There really aren’t very many people with the kind of industry-changing vision that, say, Steve Jobs had. When you get right down to it, Jobs was unique; he possessed both the vision to dream up successful new ways of doing things and the power to make them come true.

That’s not to say that there aren’t some leaders doing amazing work today. In only 18 months as Microsoft CEO, Satya Nadella has briskly brought his vast corps of employees into an open, coherent new era of design and products. Mark Zuckerberg continues to guide Facebook with an impressively unwavering hand. Uber, led by CEO Travis Kalanick, is still shaking up the transportation world with a series of bold and often controversial moves.


But Elon Musk, man. He doesn’t do a lot of press, so the public doesn’t track him as they might any other kind of rockstar.


But in 2015, this 44-year-old South African native won over a lot of skeptics in a lot of areas:

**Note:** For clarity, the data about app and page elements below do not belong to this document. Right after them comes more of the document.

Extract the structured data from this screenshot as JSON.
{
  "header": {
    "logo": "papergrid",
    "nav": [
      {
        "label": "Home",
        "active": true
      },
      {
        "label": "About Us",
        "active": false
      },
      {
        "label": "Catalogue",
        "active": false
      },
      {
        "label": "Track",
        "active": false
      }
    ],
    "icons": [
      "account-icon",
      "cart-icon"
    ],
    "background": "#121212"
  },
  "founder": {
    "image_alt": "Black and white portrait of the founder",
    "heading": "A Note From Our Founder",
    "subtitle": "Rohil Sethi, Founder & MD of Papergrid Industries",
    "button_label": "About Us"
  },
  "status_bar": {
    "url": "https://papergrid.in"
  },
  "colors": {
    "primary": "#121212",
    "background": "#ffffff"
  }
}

  • Tesla Motors (CEO and Owner). Musk continued to defy history by making Tesla that most improbable of entities: a successful new American car company. Tesla has sold 90,000 of its gorgeous, pricey Model S cars. This year, Tesla launched the gull-wing Model X crossover; added self-driving features to the Model S via a software upgrade; and began offering battery packs for homes.

  • SpaceX (CEO, CTO, Founder). Musk also managed to found a private rocket company, SpaceX, which continues to raise eyebrows (and to partner with NASA). In 2015, it raised $1 billion in funding from Google and Fidelity; launched its first vehicle beyond Earth’s orbit, the Deep Space Climate Observatory; and asked the government for permission to launch 400 satellites for the purpose of supplying wireless Internet to the entire world.
  • HyperLoop (idea). In 2013, Musk proposed a super-high-speed train-in-a-tube called the HyperLoop. Its cars would float on a thin cushion of air, thus eliminating friction and reaching peak speeds of 760 miles an hour. It would be immune to weather, its cars can’t crash, and it would require very little power. It could take passengers between San Francisco and Los Angeles in 35 minutes. (That’s normally a seven-hour drive.)


This year, the Hyperloop project gained a lot of speed. A call for design submissions generated 700 entries; a corporation was formed (Hyperloop Technologies); and the development of one-mile and five-mile test tracks got under way.
The Hyperloop idea has been derided and dismissed by all kinds of engineers and experts who’ve found insurmountable flaws with the economics, construction politics, and scientific feasibility.
But it’s unwise to bet against Elon Musk. He’s shown more than once that he can bring implausible but breathtaking high-tech projects to life, and even make them profitable.
What’s exhilarating is that, underlying each of his initiatives, you can sense a desire to change the world for the better. Tesla’s all-electric cars move us away from the disastrous long-term effects of gas-powered cars; the Hyperloop could diminish the need for expensive, polluting air travel; and Musk has said that one of SpaceX’s long-term missions is to give humanity a Plan B by hurrying our outreach to Mars.
Musk has that rarest combination: the technical smarts, the business acumen, and above all, the moonshot-caliber imagination to make world-changing technologies a reality. It’s for that reason that we’re naming Elon Musk Yahoo Tech’s Person of the Year.